But what if we’re building threaded comments? An admittedly more complicated problem, two solutions will be presented here. The first is to represent the tree structure in the nesting of the comments themselves. This might be achieved using the Ruby driver as follows:

@stories  = @db.collection('stories')
@document = {:title => "MongoDB on Rails",
             :comments => [{:body     => "Revelatory! Loved it!",
                            :username => "Matz",
                            :comments => [{:body     => "Agreed.",
                                           :username => "rubydev29"
                                          }
                                         ]
                           }
                          ]
            }
@stories.save(@document)

Representing this structure using MongoMapper would be tricky, requiring a number of custom mods.

But this structure has a number of benefits. The nesting is captured in the document itself (this is, in fact, how Business Insider represents comments. And this schema is highly performant, since we can get the story, and all of its comments, in a single query, with no application-side processing for constructing the tree.

One drawback is that alternative views of the comment tree require some significant reorganizing.
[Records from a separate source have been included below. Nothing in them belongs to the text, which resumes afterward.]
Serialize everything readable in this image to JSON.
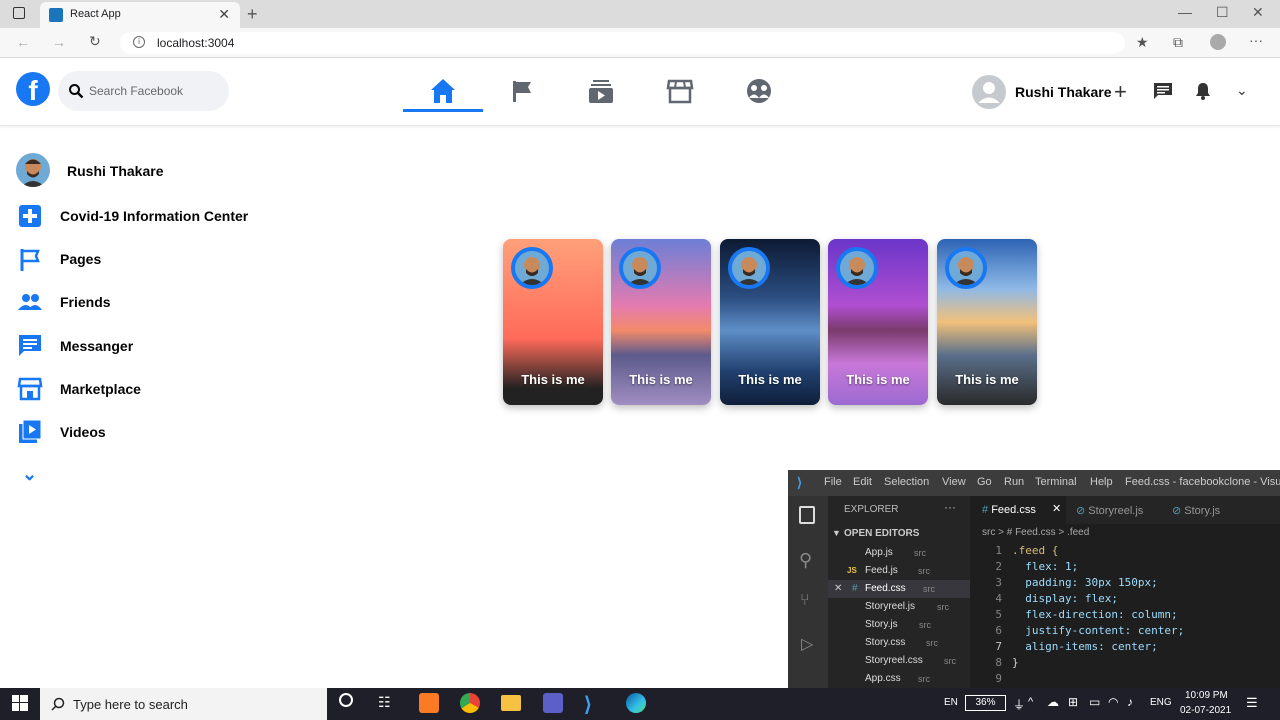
{
  "browser": {
    "tab_title": "React App",
    "url": "localhost:3004"
  },
  "header": {
    "search_placeholder": "Search Facebook",
    "user_name": "Rushi Thakare"
  },
  "sidebar": {
    "items": [
      {
        "label": "Rushi Thakare",
        "icon": "avatar"
      },
      {
        "label": "Covid-19 Information Center",
        "icon": "plus-box-icon"
      },
      {
        "label": "Pages",
        "icon": "flag-icon"
      },
      {
        "label": "Friends",
        "icon": "people-icon"
      },
      {
        "label": "Messanger",
        "icon": "chat-icon"
      },
      {
        "label": "Marketplace",
        "icon": "store-icon"
      },
      {
        "label": "Videos",
        "icon": "video-library-icon"
      }
    ]
  },
  "stories": [
    {
      "caption": "This is me"
    },
    {
      "caption": "This is me"
    },
    {
      "caption": "This is me"
    },
    {
      "caption": "This is me"
    },
    {
      "caption": "This is me"
    }
  ],
  "vscode": {
    "menu": [
      "File",
      "Edit",
      "Selection",
      "View",
      "Go",
      "Run",
      "Terminal",
      "Help"
    ],
    "window_title": "Feed.css - facebookclone - Visual S",
    "explorer_title": "EXPLORER",
    "open_editors": "OPEN EDITORS",
    "files": [
      {
        "name": "App.js",
        "dir": "src"
      },
      {
        "name": "Feed.js",
        "dir": "src"
      },
      {
        "name": "Feed.css",
        "dir": "src"
      },
      {
        "name": "Storyreel.js",
        "dir": "src"
      },
      {
        "name": "Story.js",
        "dir": "src"
      },
      {
        "name": "Story.css",
        "dir": "src"
      },
      {
        "name": "Storyreel.css",
        "dir": "src"
      },
      {
        "name": "App.css",
        "dir": "src"
      }
    ],
    "tabs": [
      "Feed.css",
      "Storyreel.js",
      "Story.js"
    ],
    "breadcrumb": "src > # Feed.css > .feed",
    "code": [
      ".feed {",
      "  flex: 1;",
      "  padding: 30px 150px;",
      "  display: flex;",
      "  flex-direction: column;",
      "  justify-content: center;",
      "  align-items: center;",
      "}"
    ],
    "line_numbers": [
      "1",
      "2",
      "3",
      "4",
      "5",
      "6",
      "7",
      "8",
      "9"
    ]
  },
  "taskbar": {
    "search_placeholder": "Type here to search",
    "lang": "EN",
    "battery": "36%",
    "input_lang": "ENG",
    "time": "10:09 PM",
    "date": "02-07-2021"
  },
  "colors": {
    "fb_blue": "#1877f2",
    "taskbar": "#1f1f2a"
  }
}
Comment collections

We can also represent comments as their own collection. Relative to the other options, this incurs a small performance penalty while granting us the greatest flexibility. The tree structure can be represented by storing the unique path for each leaf (see Mathias’s original post on the idea). Here are the relevant sections of this model:

class Comment
  include MongoMapper::Document

  key :body,       String
  key :depth,      Integer, :default => 0
  key :path,       String,  :default => ""

  # Note: we're intentionally storing parent_id as a string
  key :parent_id,  String
  key :story_id,   ObjectId
  timestamps!

  # Relationships.
  belongs_to :story

  # Callbacks.
  after_create :set_path

  private

  # Store the comment's path.
  def set_path
    unless self.parent_id.blank?
      parent        = Comment.find(self.parent_id)
      self.story_id = parent.story_id
      self.depth    = parent.depth + 1
      self.path     = parent.path + ":" + parent.id
    end
    save
  end

The path ends up being a string of object ids. This makes it easier to display our comments nested, with each level in order of karma or votes. If we specify an index on story_id, path, and votes, the database can handle half the work of getting our comments in nested, sorted order.

The rest of the work can be accomplished with a couple grouping methods, which can be found in the newsmonger source code.

It goes without saying that modeling comments in their own collection also facilitates various site-wide aggregations, including displaying the latest, grouping by user, etc.

Unfinished business

Document-oriented data modeling is still young. The fact is, many more applications will need to be built on the document model before we can say anything definitive about best practices. So the foregoing should be taken as suggestions, only. As you discover new patterns, we encourage you to document them, and feel free to let us know about what works (and what doesn’t).

Developers working on object mappers and the like are encouraged to implement the best document patterns in their code, and to be wary of recreating relational database models in their apps.